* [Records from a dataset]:
◆ ◆ ◆

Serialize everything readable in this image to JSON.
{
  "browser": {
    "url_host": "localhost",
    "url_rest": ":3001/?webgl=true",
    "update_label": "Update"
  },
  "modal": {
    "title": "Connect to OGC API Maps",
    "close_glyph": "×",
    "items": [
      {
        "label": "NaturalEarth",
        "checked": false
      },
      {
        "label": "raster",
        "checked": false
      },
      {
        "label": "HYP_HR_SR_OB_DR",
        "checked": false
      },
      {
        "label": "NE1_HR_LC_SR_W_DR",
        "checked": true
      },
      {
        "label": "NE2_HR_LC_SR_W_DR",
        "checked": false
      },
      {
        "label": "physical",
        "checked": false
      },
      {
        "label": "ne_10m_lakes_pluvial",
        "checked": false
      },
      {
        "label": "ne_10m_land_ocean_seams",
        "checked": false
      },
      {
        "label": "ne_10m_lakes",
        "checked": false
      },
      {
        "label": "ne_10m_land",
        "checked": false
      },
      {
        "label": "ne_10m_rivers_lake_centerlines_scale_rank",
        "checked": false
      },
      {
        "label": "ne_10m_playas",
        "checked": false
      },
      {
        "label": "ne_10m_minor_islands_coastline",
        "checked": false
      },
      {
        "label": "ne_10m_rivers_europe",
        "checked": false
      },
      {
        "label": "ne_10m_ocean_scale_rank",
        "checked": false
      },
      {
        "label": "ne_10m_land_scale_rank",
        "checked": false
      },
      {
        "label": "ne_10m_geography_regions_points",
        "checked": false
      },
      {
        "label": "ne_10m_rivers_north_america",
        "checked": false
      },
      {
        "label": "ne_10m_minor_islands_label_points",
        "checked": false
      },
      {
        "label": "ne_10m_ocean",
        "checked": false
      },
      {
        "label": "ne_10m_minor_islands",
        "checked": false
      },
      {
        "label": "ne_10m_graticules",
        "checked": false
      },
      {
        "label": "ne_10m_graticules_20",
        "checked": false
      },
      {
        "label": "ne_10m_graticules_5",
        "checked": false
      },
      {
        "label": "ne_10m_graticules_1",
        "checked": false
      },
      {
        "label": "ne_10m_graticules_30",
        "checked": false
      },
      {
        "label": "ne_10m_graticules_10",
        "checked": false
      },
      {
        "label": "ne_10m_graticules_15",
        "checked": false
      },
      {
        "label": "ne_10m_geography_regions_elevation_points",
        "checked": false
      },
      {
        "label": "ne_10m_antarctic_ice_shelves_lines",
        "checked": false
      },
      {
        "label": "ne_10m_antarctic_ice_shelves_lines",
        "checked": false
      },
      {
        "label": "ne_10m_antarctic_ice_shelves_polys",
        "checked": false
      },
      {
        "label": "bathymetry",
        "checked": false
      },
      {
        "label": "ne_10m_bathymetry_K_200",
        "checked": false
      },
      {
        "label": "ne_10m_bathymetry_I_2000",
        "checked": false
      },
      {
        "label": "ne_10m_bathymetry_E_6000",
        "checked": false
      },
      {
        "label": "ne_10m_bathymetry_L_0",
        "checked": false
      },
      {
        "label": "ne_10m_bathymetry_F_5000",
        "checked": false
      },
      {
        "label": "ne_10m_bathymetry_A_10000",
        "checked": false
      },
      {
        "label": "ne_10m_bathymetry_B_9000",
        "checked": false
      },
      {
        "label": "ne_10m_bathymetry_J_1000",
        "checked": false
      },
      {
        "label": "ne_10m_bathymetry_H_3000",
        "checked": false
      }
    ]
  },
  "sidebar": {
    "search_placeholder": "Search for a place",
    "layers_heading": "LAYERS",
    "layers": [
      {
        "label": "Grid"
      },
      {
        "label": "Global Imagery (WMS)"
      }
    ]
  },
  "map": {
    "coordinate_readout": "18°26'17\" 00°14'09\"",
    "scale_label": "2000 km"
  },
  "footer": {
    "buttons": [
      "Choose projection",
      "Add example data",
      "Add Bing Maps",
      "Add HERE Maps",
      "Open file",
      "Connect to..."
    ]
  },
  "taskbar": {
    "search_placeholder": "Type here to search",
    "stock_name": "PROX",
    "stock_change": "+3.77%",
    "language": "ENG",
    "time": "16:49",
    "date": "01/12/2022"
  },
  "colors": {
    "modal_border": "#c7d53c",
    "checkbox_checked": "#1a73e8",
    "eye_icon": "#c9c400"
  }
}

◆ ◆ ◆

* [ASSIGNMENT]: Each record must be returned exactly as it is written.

* [ANSWER FOR THE TASK]:
Serialize everything readable in this image to JSON.
{
  "browser": {
    "url_host": "localhost",
    "url_rest": ":3001/?webgl=true",
    "update_label": "Update"
  },
  "modal": {
    "title": "Connect to OGC API Maps",
    "close_glyph": "×",
    "items": [
      {
        "label": "NaturalEarth",
        "checked": false
      },
      {
        "label": "raster",
        "checked": false
      },
      {
        "label": "HYP_HR_SR_OB_DR",
        "checked": false
      },
      {
        "label": "NE1_HR_LC_SR_W_DR",
        "checked": true
      },
      {
        "label": "NE2_HR_LC_SR_W_DR",
        "checked": false
      },
      {
        "label": "physical",
        "checked": false
      },
      {
        "label": "ne_10m_lakes_pluvial",
        "checked": false
      },
      {
        "label": "ne_10m_land_ocean_seams",
        "checked": false
      },
      {
        "label": "ne_10m_lakes",
        "checked": false
      },
      {
        "label": "ne_10m_land",
        "checked": false
      },
      {
        "label": "ne_10m_rivers_lake_centerlines_scale_rank",
        "checked": false
      },
      {
        "label": "ne_10m_playas",
        "checked": false
      },
      {
        "label": "ne_10m_minor_islands_coastline",
        "checked": false
      },
      {
        "label": "ne_10m_rivers_europe",
        "checked": false
      },
      {
        "label": "ne_10m_ocean_scale_rank",
        "checked": false
      },
      {
        "label": "ne_10m_land_scale_rank",
        "checked": false
      },
      {
        "label": "ne_10m_geography_regions_points",
        "checked": false
      },
      {
        "label": "ne_10m_rivers_north_america",
        "checked": false
      },
      {
        "label": "ne_10m_minor_islands_label_points",
        "checked": false
      },
      {
        "label": "ne_10m_ocean",
        "checked": false
      },
      {
        "label": "ne_10m_minor_islands",
        "checked": false
      },
      {
        "label": "ne_10m_graticules",
        "checked": false
      },
      {
        "label": "ne_10m_graticules_20",
        "checked": false
      },
      {
        "label": "ne_10m_graticules_5",
        "checked": false
      },
      {
        "label": "ne_10m_graticules_1",
        "checked": false
      },
      {
        "label": "ne_10m_graticules_30",
        "checked": false
      },
      {
        "label": "ne_10m_graticules_10",
        "checked": false
      },
      {
        "label": "ne_10m_graticules_15",
        "checked": false
      },
      {
        "label": "ne_10m_geography_regions_elevation_points",
        "checked": false
      },
      {
        "label": "ne_10m_antarctic_ice_shelves_lines",
        "checked": false
      },
      {
        "label": "ne_10m_antarctic_ice_shelves_lines",
        "checked": false
      },
      {
        "label": "ne_10m_antarctic_ice_shelves_polys",
        "checked": false
      },
      {
        "label": "bathymetry",
        "checked": false
      },
      {
        "label": "ne_10m_bathymetry_K_200",
        "checked": false
      },
      {
        "label": "ne_10m_bathymetry_I_2000",
        "checked": false
      },
      {
        "label": "ne_10m_bathymetry_E_6000",
        "checked": false
      },
      {
        "label": "ne_10m_bathymetry_L_0",
        "checked": false
      },
      {
        "label": "ne_10m_bathymetry_F_5000",
        "checked": false
      },
      {
        "label": "ne_10m_bathymetry_A_10000",
        "checked": false
      },
      {
        "label": "ne_10m_bathymetry_B_9000",
        "checked": false
      },
      {
        "label": "ne_10m_bathymetry_J_1000",
        "checked": false
      },
      {
        "label": "ne_10m_bathymetry_H_3000",
        "checked": false
      }
    ]
  },
  "sidebar": {
    "search_placeholder": "Search for a place",
    "layers_heading": "LAYERS",
    "layers": [
      {
        "label": "Grid"
      },
      {
        "label": "Global Imagery (WMS)"
      }
    ]
  },
  "map": {
    "coordinate_readout": "18°26'17\" 00°14'09\"",
    "scale_label": "2000 km"
  },
  "footer": {
    "buttons": [
      "Choose projection",
      "Add example data",
      "Add Bing Maps",
      "Add HERE Maps",
      "Open file",
      "Connect to..."
    ]
  },
  "taskbar": {
    "search_placeholder": "Type here to search",
    "stock_name": "PROX",
    "stock_change": "+3.77%",
    "language": "ENG",
    "time": "16:49",
    "date": "01/12/2022"
  },
  "colors": {
    "modal_border": "#c7d53c",
    "checkbox_checked": "#1a73e8",
    "eye_icon": "#c9c400"
  }
}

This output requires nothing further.